Methods of Surface Investigation of Non-Ferrous Metals
The article describes essential principles concerning visual surface investigation of ancient metal using binocular microscopes. Reconstruction of manufacturing methods in metal industry is possible only by the articles’ integrated investigation. Such investigation, side by side with the data of chemical and metallographic analysis, shall account for results of surface survey of metal articles. This allows to obtain important data as to character of casting and finishing with regard to identification of material, type of casting moulds, as well as casting methods: into stiff moulds (stone, metal, wooden), or plastic ones (loam, sand). Casting was performed both into open univalve moulds with a flat lid, and into partially closed bivalve moulds, closed bivalve symmetric and asymmetric moulds, three-valved and four-valved ones.

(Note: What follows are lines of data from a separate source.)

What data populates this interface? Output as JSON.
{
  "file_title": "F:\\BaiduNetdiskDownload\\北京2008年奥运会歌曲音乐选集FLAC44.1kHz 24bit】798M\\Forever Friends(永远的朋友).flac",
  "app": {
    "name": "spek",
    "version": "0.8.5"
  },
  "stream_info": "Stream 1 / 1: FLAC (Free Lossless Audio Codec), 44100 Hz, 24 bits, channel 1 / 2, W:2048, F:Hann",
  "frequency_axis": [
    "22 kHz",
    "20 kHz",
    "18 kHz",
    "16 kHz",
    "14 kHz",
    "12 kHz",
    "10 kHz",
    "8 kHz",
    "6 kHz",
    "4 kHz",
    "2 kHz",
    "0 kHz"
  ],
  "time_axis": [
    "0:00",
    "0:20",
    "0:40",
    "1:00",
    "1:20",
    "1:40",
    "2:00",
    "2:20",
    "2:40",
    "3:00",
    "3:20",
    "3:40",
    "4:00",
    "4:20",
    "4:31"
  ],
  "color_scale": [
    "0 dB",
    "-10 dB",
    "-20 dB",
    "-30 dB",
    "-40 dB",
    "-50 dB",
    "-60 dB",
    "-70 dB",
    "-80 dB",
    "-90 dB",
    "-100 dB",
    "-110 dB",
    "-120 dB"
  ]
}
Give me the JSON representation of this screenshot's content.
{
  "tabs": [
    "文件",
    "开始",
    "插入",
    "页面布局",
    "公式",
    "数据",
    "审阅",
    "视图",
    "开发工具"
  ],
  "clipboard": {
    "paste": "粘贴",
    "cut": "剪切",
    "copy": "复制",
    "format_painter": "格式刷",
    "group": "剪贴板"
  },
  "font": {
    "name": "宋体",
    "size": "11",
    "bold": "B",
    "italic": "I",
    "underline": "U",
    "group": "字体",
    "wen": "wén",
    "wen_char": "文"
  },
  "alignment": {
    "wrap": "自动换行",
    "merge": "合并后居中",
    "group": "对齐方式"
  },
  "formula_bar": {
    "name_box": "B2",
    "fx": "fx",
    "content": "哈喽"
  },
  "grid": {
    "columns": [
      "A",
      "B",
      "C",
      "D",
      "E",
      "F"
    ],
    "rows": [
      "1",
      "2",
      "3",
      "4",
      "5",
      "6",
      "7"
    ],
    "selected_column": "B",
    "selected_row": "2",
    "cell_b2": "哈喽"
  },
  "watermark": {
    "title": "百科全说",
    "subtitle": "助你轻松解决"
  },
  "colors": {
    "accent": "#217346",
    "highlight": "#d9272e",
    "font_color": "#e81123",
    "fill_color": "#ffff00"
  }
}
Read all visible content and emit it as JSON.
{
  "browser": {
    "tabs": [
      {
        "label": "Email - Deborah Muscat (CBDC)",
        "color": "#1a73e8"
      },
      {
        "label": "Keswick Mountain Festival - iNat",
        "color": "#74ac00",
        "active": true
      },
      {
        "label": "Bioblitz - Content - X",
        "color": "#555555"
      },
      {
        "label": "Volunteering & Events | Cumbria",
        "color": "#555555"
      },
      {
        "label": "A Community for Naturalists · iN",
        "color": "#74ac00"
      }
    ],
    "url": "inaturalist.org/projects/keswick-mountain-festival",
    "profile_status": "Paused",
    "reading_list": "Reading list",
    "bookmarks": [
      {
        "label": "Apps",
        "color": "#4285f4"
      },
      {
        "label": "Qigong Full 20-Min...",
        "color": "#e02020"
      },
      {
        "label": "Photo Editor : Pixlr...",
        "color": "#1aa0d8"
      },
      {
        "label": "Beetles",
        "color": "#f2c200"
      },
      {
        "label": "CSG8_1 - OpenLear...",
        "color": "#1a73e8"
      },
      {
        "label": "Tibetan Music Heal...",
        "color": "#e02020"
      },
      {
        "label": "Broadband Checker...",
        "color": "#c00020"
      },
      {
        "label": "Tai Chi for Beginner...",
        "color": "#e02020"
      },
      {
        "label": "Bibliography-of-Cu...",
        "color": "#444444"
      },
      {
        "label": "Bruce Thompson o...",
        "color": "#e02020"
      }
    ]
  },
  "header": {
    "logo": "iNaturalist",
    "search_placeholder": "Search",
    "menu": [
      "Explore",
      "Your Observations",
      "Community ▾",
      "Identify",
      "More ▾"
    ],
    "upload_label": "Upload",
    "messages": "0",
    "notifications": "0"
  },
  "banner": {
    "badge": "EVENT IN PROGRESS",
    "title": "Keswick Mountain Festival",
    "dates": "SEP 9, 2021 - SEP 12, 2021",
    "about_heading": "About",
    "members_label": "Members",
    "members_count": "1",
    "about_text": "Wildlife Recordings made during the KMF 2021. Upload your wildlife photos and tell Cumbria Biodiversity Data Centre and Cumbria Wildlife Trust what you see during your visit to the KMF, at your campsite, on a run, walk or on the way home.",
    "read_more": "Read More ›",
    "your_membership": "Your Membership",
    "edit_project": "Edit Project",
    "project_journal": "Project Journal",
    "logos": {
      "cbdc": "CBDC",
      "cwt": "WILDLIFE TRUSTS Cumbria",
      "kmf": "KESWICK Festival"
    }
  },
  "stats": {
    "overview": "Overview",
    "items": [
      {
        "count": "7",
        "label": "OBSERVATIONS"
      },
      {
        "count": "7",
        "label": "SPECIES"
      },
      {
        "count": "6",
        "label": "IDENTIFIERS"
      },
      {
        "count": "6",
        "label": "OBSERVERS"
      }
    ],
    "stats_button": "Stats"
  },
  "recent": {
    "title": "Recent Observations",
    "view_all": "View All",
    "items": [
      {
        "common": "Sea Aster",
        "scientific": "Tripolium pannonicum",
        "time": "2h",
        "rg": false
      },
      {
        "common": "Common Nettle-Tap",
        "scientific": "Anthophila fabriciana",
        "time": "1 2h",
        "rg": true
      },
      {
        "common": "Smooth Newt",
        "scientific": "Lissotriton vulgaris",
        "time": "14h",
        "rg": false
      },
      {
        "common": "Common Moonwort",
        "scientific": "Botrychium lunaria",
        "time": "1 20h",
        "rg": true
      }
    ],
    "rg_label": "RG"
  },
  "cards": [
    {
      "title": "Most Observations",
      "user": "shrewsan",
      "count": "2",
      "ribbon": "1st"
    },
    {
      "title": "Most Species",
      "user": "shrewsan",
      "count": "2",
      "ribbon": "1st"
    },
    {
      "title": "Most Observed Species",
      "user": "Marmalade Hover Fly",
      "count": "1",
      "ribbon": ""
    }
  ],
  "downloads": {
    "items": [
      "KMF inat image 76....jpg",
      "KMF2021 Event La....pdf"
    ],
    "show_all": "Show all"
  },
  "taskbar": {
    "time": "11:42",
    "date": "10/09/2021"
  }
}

Besides, they used lost-wax-process preserving a mould, and losing an ingot mould, as well as hollow casting with liquid metal poured from inside a mould. Forged articles have less distinct visual characteristics. Thus, any conclusions on the manufacturing technology could be made only through correlating the data with microstructural analysis. Among visually detected blacksmith defects, one could mention welding cracks, as well as traces of metal red- and cold-shortness. An important thing is to determine the influence produced by the secondary traces of wear on the primary metal structures, as well as availability of strong load impact, high-temperature heating, and continuous tools’ remake. The obtained data showed clear correlation between the traces of tools’ wear, methods of their use, and changes in the metal structure caused by that use. At the same time, justified technological conclusions could be drawn only through correlating the morphological investigation with the data of metallographic analysis.